It was going to be a huge change for Alix, who came from a sheep and beef farm in Northumberland, England.
In Northumberland, her parents have crossed pedigree hill-type Suffolk sheep with Bluefaced Leicester (lowland) rams, producing a "mule" sheep to produce lambs for the 40.4ha property.
Jakob, from Aalborg in northern Denmark, comes off a dairy farm owned by his parents - a 52.6ha operation with 120 Holstein-Fresian cows, much bigger than New Zealand Fresians which are housed indoors year-round.
At Cammock's farm, land is used to grow maize, barley and silage to feed to the stock. The cow shed is like a herringbone but instead of a pit, a set of 15 milking machines is dragged between two rows of cows on a ground-level floor.
As part of Alix's agriculture degree from Harper Adams University in the UK, she chose New Zealand for her third-year work experience. Staying with Judith and Kelvin Cammock and dairy farming for a full year - starting with artificial insemination when she arrived to calving now - has been a life-changing experience.
When she returned home on September 28, she faced another academic year and was no longer sure if she wanted to do farm consultancy - she rather liked farming in New Zealand.
Apart from the farming life Alix also liked our weather, having experienced the warmest summer and mildest winter of all her 22 years.
She travelled a bit in the South Island, too, with other visitors from the AgriVenture programme - she enjoyed the Mackenzie Country merinos and walking the glaciers.
Jakob has been staying with Andrew and Fiona Cammock since August 1. On his first night he watched the All Blacks beat the Wallabies in the first game of rugby he had ever seen, and went to Eden Park on September 14 with some of his AgriVenture mates to watch the All Blacks play the Springboks.
Jakob will only stay for eight months and will probably go back to university to study economics. However, he feels he has a lot of options with his experience from New Zealand.
Both his father and sister have completed agricultural exchanges, in Canada and New Zealand, and Australia respectively.
For Kelvin Cammock and wife Judith, and son Andrew and Andrew's wife Fiona, these exchanges have been great. They thoroughly enjoy the experience of helping young people experience dairy farming in New Zealand.
They have 480 KiwiCross cows on a 190ha farm with a modern rotary shed, and the latest technology gives the visitors a good taste of the latest dairying methods.
The exchangees are paid the minimum wage and get their keep free of charge. Both the host and exchangees pay a fee to AgriVenture, and both must go through a process of questionnaires and interviews to join the programme.
"Otherwise," says Jakob, "it is pretty easy."
Jakob has it pretty good: he has the chance to spend three consecutive summers in New Zealand.

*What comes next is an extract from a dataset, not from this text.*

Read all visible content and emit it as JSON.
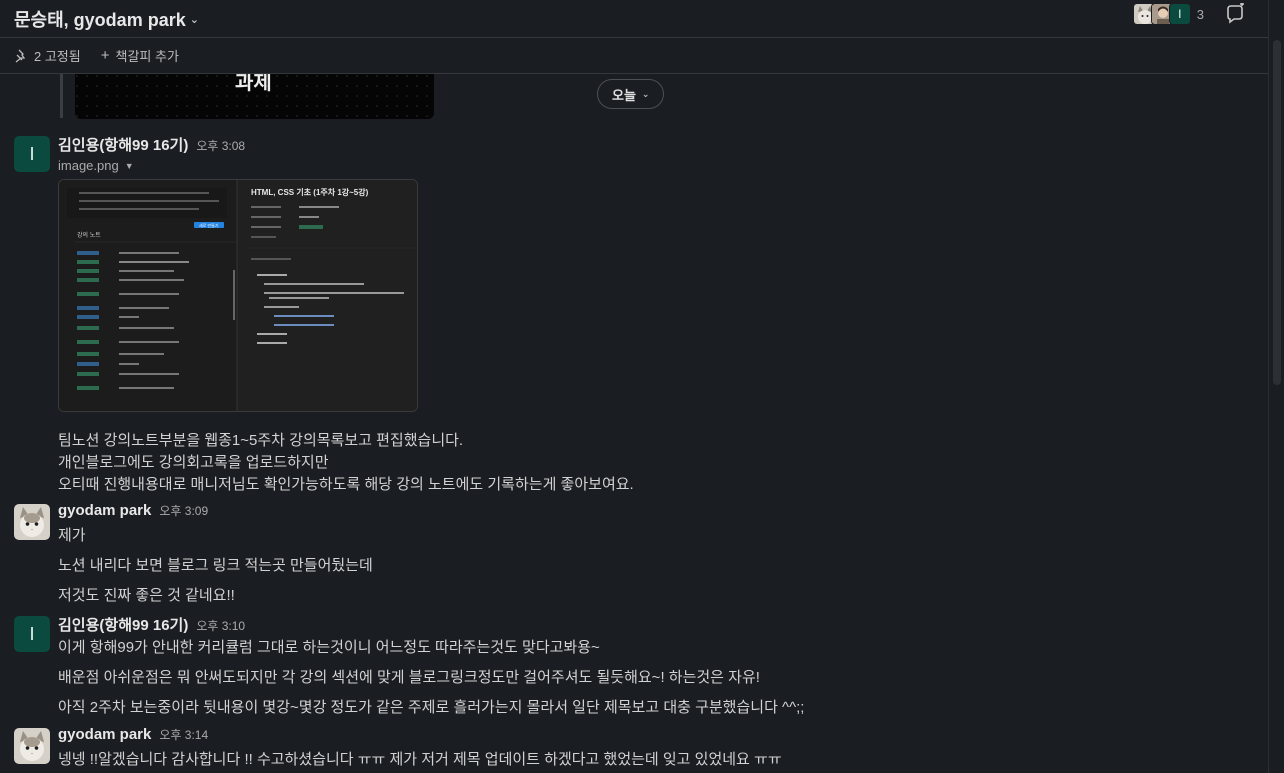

Alix, on the other hand, returned to the English winter - but at least she left behind 5am starts in the cowshed.
AgriVenture is looking for more hosts and trainees. Trainees must be aged 18 to 30 and hold a current driver's licence. No experience in farming is required. Couples are welcome.
For more information, phone (09) 420 5212 or see www.agriventure.com